Frederick Ashton’s delightful ballet La Fille mal gardée is the next online production from The Royal Ballet – available to view free of charge.
Starring Marianela Nuñez as Lise, Carlos Acosta as Colas and William Tuckett as Widow Simone, the ballet is set to music by John Lanchbery, arranged and orchestrated from the original 1828 score by Ferdinand Hérold. It’s a lyrical, fun and colourful work, with a melodious score and plenty of lighthearted humour.
La Fille mal gardée – which translates as The Wayward Daughter – was originally choreographed by French Ballet Master Jean D’Auberval in 1789. Not only was it one of the first comic ballets, but also one of the first to feature realistic – as opposed to mythological or idealistic – characters. Although the original choreography is no longer in existence, the ballet is regarded as one of the oldest still in the repertoire of contemporary companies, and Ashton’s version – premiered by The Royal Ballet in 1960 – is one of the more recent interpretations, another being the 1882 version by Lev Ivanov and Marius Petipa.

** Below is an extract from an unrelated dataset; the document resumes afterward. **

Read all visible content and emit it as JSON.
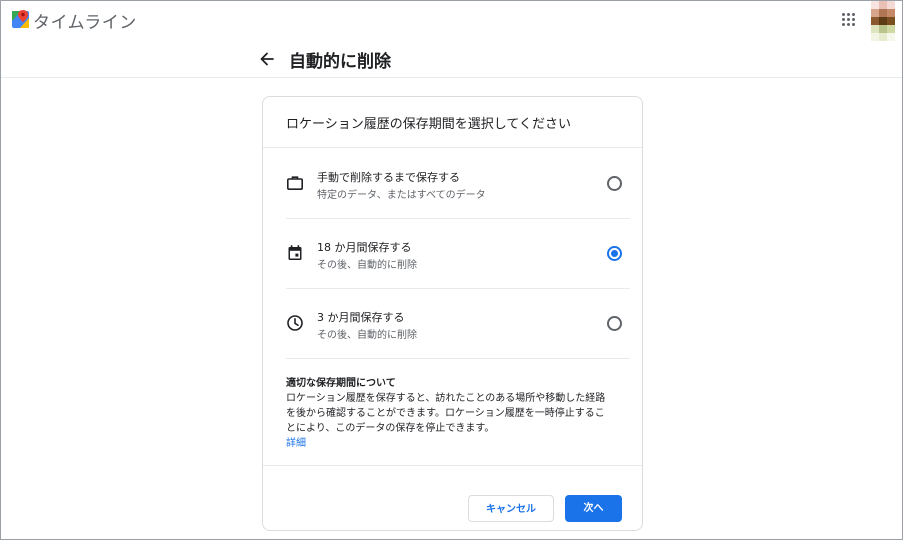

Ashton’s ballet, reflecting his love of the Suffolk countryside, has a rural setting, the action taking place on a farm. It tells of Widow Simone’s desire to have her daughter Lise marry Alain, son of a wealthy landowner, but Lise, who’s in love with a young farmer Colas is determined to get her own way. The fact that Alain has as little interest in her as she has in him, helps Lise to win her mother over, and secure her blessing to a match with Colas.
Featuring some of Ashton’s most creative – and technically challenging – choreography, the ballet has some lovely comic touches – with dancing chickens in the farmyard, and Widow Simone’s clog dance – and the maypole dance and pas de ruban are simply lovely.
Anthony Twiner leads the Orchestra of the Royal Opera House in this performance of La Fille mal gardée, which is available to view on Friday 12 June at 7.00 pm on Youtube and Facebook – and on these channels until 26th June.
Information sourced from:
Royal Ballet programme notes
For more information on Sir Frederick Ashton, visit www.frederickashton.org.uk